--- Material provided Enclosed Below ---

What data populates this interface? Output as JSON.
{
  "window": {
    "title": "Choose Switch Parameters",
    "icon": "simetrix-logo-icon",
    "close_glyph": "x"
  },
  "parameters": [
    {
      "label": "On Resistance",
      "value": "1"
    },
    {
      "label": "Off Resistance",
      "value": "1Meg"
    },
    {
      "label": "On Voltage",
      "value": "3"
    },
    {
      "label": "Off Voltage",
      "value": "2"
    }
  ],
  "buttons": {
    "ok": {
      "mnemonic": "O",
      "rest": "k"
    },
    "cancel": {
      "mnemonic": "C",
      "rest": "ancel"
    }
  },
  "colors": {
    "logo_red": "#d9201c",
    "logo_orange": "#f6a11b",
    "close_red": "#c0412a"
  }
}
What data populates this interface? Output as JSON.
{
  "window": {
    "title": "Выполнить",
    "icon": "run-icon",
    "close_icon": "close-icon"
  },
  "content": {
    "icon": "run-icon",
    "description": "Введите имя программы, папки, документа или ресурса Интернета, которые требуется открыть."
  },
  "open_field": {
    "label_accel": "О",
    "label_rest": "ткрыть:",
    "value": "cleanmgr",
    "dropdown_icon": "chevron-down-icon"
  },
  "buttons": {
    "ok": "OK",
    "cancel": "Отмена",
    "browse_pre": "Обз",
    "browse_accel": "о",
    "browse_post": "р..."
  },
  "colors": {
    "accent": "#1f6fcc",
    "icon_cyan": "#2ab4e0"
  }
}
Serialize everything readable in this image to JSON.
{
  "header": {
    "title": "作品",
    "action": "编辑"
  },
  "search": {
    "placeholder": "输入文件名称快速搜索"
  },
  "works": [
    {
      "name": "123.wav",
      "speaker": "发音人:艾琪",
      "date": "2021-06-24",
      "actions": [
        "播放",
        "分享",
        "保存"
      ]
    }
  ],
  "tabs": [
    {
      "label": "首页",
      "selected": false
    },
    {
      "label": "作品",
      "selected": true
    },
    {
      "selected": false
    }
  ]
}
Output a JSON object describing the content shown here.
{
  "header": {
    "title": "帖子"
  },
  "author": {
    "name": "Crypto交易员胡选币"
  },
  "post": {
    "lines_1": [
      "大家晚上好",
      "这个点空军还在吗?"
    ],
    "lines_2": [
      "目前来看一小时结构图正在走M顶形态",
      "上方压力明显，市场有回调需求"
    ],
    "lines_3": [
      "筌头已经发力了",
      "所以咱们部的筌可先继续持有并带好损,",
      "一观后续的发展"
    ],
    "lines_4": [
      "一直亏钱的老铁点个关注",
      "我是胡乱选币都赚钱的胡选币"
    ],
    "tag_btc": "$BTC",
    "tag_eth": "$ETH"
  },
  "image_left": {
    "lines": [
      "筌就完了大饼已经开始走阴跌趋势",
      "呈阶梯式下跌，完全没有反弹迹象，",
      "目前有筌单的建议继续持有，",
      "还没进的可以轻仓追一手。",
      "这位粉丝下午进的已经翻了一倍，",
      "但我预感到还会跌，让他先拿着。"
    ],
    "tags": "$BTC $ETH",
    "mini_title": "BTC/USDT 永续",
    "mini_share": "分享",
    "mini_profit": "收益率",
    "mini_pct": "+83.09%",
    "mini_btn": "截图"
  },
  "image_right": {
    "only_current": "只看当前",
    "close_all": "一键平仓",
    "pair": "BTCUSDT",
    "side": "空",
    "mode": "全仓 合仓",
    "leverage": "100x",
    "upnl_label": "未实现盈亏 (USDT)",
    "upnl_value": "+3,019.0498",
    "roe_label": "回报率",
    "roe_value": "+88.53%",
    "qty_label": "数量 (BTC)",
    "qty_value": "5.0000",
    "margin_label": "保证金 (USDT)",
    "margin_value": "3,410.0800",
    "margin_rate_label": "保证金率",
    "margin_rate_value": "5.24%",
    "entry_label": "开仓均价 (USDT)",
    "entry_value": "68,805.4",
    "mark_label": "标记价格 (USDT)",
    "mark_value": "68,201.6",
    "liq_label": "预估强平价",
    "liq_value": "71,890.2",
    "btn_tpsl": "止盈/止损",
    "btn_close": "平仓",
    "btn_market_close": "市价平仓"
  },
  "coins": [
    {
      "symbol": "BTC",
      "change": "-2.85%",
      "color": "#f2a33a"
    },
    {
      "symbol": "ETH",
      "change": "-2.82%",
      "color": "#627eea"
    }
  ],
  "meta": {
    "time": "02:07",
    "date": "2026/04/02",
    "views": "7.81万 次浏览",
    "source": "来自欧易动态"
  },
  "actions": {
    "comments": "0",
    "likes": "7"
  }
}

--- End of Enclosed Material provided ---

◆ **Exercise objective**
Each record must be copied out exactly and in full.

◆ **Response area**
What data populates this interface? Output as JSON.
{
  "window": {
    "title": "Choose Switch Parameters",
    "icon": "simetrix-logo-icon",
    "close_glyph": "x"
  },
  "parameters": [
    {
      "label": "On Resistance",
      "value": "1"
    },
    {
      "label": "Off Resistance",
      "value": "1Meg"
    },
    {
      "label": "On Voltage",
      "value": "3"
    },
    {
      "label": "Off Voltage",
      "value": "2"
    }
  ],
  "buttons": {
    "ok": {
      "mnemonic": "O",
      "rest": "k"
    },
    "cancel": {
      "mnemonic": "C",
      "rest": "ancel"
    }
  },
  "colors": {
    "logo_red": "#d9201c",
    "logo_orange": "#f6a11b",
    "close_red": "#c0412a"
  }
}
What data populates this interface? Output as JSON.
{
  "window": {
    "title": "Выполнить",
    "icon": "run-icon",
    "close_icon": "close-icon"
  },
  "content": {
    "icon": "run-icon",
    "description": "Введите имя программы, папки, документа или ресурса Интернета, которые требуется открыть."
  },
  "open_field": {
    "label_accel": "О",
    "label_rest": "ткрыть:",
    "value": "cleanmgr",
    "dropdown_icon": "chevron-down-icon"
  },
  "buttons": {
    "ok": "OK",
    "cancel": "Отмена",
    "browse_pre": "Обз",
    "browse_accel": "о",
    "browse_post": "р..."
  },
  "colors": {
    "accent": "#1f6fcc",
    "icon_cyan": "#2ab4e0"
  }
}
Serialize everything readable in this image to JSON.
{
  "header": {
    "title": "作品",
    "action": "编辑"
  },
  "search": {
    "placeholder": "输入文件名称快速搜索"
  },
  "works": [
    {
      "name": "123.wav",
      "speaker": "发音人:艾琪",
      "date": "2021-06-24",
      "actions": [
        "播放",
        "分享",
        "保存"
      ]
    }
  ],
  "tabs": [
    {
      "label": "首页",
      "selected": false
    },
    {
      "label": "作品",
      "selected": true
    },
    {
      "selected": false
    }
  ]
}
Output a JSON object describing the content shown here.
{
  "header": {
    "title": "帖子"
  },
  "author": {
    "name": "Crypto交易员胡选币"
  },
  "post": {
    "lines_1": [
      "大家晚上好",
      "这个点空军还在吗?"
    ],
    "lines_2": [
      "目前来看一小时结构图正在走M顶形态",
      "上方压力明显，市场有回调需求"
    ],
    "lines_3": [
      "筌头已经发力了",
      "所以咱们部的筌可先继续持有并带好损,",
      "一观后续的发展"
    ],
    "lines_4": [
      "一直亏钱的老铁点个关注",
      "我是胡乱选币都赚钱的胡选币"
    ],
    "tag_btc": "$BTC",
    "tag_eth": "$ETH"
  },
  "image_left": {
    "lines": [
      "筌就完了大饼已经开始走阴跌趋势",
      "呈阶梯式下跌，完全没有反弹迹象，",
      "目前有筌单的建议继续持有，",
      "还没进的可以轻仓追一手。",
      "这位粉丝下午进的已经翻了一倍，",
      "但我预感到还会跌，让他先拿着。"
    ],
    "tags": "$BTC $ETH",
    "mini_title": "BTC/USDT 永续",
    "mini_share": "分享",
    "mini_profit": "收益率",
    "mini_pct": "+83.09%",
    "mini_btn": "截图"
  },
  "image_right": {
    "only_current": "只看当前",
    "close_all": "一键平仓",
    "pair": "BTCUSDT",
    "side": "空",
    "mode": "全仓 合仓",
    "leverage": "100x",
    "upnl_label": "未实现盈亏 (USDT)",
    "upnl_value": "+3,019.0498",
    "roe_label": "回报率",
    "roe_value": "+88.53%",
    "qty_label": "数量 (BTC)",
    "qty_value": "5.0000",
    "margin_label": "保证金 (USDT)",
    "margin_value": "3,410.0800",
    "margin_rate_label": "保证金率",
    "margin_rate_value": "5.24%",
    "entry_label": "开仓均价 (USDT)",
    "entry_value": "68,805.4",
    "mark_label": "标记价格 (USDT)",
    "mark_value": "68,201.6",
    "liq_label": "预估强平价",
    "liq_value": "71,890.2",
    "btn_tpsl": "止盈/止损",
    "btn_close": "平仓",
    "btn_market_close": "市价平仓"
  },
  "coins": [
    {
      "symbol": "BTC",
      "change": "-2.85%",
      "color": "#f2a33a"
    },
    {
      "symbol": "ETH",
      "change": "-2.82%",
      "color": "#627eea"
    }
  ],
  "meta": {
    "time": "02:07",
    "date": "2026/04/02",
    "views": "7.81万 次浏览",
    "source": "来自欧易动态"
  },
  "actions": {
    "comments": "0",
    "likes": "7"
  }
}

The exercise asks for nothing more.